Recently, I attended a meeting of our local school board. They were getting together to discuss a projected budgetary shortfall and, as a new member of the school community, I am interested in learning more about how it all works. I introduced myself as a parent but didn’t indicate that I had a special needs child. Truthfully, it didn’t seem to me to be relevant; I was just a parent wanting what is best for her children. Although, as a special needs parent we aren’t allowed to think about “best.” By law, we are entitled to “appropriate” so the word “best” is far out of our reach. But, that wasn’t on my mind at all as I settled into my seat and made polite small talk with the woman next to me.
The budget conversation inevitably included discussion of special education. There was a moment when someone suggested that they used to keep a financial cushion because the boiler could explode. Now you had to maintain a cushion because you never know who could move into your district. This was followed by a comment from a school board member, “We have a $50,000 child we have never even met.” I guess she is referring to a child whose needs are so severe that they have an out-of-district placement. The district pays for the child to go to a school that can meet their needs since the district, for whatever reason, is unable to “appropriately” educate that child.
I didn’t say anything, my heart was beating too fast, my skin was too prickly and there were tears in my eyes and voice. What I would have liked to say is: “A $50,000 child you will never meet? This probably means that this child’s parents have never really met him or her either. They don’t know what their child’s favorite color is, or what they would like to be when they grow up. If a child’s needs are severe enough to be placed out of district, chances are that child will never be a grown up, but a child forever. I bet that child doesn’t speak, maybe isn’t mobile. These kids are unpredictable, don’t always sleep through the night, require a small army of specialists and doctors.”
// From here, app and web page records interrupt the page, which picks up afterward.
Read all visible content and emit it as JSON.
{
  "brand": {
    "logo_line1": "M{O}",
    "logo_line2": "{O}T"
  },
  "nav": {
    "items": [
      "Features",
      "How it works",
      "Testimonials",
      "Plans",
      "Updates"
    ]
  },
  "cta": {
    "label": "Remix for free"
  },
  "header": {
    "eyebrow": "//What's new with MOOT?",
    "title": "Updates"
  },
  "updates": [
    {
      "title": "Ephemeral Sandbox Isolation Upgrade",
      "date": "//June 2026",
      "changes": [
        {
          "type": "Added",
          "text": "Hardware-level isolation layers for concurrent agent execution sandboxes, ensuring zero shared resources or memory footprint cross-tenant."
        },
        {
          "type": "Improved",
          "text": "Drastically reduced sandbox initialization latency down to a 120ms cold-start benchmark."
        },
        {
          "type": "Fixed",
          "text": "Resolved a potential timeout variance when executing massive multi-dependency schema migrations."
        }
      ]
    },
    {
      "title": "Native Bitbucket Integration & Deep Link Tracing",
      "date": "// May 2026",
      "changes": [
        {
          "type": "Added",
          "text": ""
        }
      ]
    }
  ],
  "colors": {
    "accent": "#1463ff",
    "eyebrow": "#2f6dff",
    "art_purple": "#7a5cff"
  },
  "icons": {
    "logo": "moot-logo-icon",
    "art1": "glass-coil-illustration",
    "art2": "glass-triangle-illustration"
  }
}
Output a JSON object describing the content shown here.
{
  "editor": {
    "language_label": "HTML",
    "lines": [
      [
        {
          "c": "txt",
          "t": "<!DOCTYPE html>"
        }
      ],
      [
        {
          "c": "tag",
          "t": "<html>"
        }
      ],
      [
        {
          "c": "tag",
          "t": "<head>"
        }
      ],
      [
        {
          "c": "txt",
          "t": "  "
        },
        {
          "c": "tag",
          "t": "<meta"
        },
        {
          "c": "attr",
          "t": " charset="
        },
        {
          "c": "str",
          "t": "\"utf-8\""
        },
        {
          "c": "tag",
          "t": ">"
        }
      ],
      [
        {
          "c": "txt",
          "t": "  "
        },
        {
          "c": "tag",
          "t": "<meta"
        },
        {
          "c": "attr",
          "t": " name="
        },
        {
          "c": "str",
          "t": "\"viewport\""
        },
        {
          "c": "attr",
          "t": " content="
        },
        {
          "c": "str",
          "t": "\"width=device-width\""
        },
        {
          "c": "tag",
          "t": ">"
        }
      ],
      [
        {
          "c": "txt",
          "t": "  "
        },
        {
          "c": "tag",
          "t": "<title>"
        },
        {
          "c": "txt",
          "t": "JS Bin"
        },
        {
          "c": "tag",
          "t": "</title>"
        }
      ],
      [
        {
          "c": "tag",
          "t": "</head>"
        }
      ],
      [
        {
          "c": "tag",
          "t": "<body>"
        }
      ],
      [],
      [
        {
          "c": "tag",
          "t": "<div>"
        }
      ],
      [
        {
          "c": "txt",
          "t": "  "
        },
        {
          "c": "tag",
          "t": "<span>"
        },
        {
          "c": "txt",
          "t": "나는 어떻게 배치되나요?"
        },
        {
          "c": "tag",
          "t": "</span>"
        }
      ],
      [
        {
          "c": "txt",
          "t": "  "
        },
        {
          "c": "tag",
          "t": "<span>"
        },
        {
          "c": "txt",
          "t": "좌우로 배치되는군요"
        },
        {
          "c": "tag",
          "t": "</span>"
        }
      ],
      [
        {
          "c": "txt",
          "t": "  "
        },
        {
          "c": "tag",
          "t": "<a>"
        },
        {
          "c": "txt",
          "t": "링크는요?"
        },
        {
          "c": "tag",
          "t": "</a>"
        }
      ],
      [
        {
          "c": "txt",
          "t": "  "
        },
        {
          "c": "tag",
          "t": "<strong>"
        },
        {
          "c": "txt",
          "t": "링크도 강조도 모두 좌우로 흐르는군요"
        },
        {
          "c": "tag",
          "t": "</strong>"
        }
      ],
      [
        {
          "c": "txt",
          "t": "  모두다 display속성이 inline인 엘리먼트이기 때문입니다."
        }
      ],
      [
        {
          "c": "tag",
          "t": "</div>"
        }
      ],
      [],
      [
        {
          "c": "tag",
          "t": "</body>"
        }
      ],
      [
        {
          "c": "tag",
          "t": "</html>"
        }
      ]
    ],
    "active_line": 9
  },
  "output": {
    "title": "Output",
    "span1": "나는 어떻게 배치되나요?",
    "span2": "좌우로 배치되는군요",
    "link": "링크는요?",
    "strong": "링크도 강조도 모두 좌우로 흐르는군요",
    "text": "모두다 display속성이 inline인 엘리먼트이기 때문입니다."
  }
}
As a special needs parent I often feel like we are taking more than our fair share. It is clear in the glares of airline passengers or even glances over magazines in doctors’ offices. I get it, my kid is ruining your peace and quiet. Special needs parents have to develop a thick skin. That’s been a little easier for us because Mae is totally unconcerned about whether or not someone wants to read quietly. If she wants to jump and sing at the top of her lungs, she will do so with abandon…It is her blessing and her curse.
Mae had a rough start to the week at school, prompting a staff member to say to Colin, “You are lucky she is cute.” Later, when he told me about it, we were laughing, “lucky she is cute? Or else what?”
When you have a special needs child, people say ridiculous things to you all time. My favorite is: “I don’t know how you do it.” As if there were some sort of roadside dropbox I wasn’t taking advantage of. She is my child. I don’t spend my days wishing I could find some reasonable alternative to being her mother.
So, I have been reminded yet again this week how important it is to watch our words, and to remember that you have no idea what someone’s story is just by looking at them. I don’t believe that any of these people meant to do any harm with their words. I also know that whatever people may see when they look at my child is different than what I see. She may be a budget line item to some, or a cute nuisance to others. To me she is magic and fierce. She has an amazing belly laugh and can jump higher than anyone in our family. I don’t know what her favorite color is, but I know she hates jeans. Chances are she will never be an astronaut, an actress, a fairy princess or a veterinarian, but she is my child and she always will be. It is a lesson to tread lightly on ground we have never walked. You never know when you could unwittingly cause pain.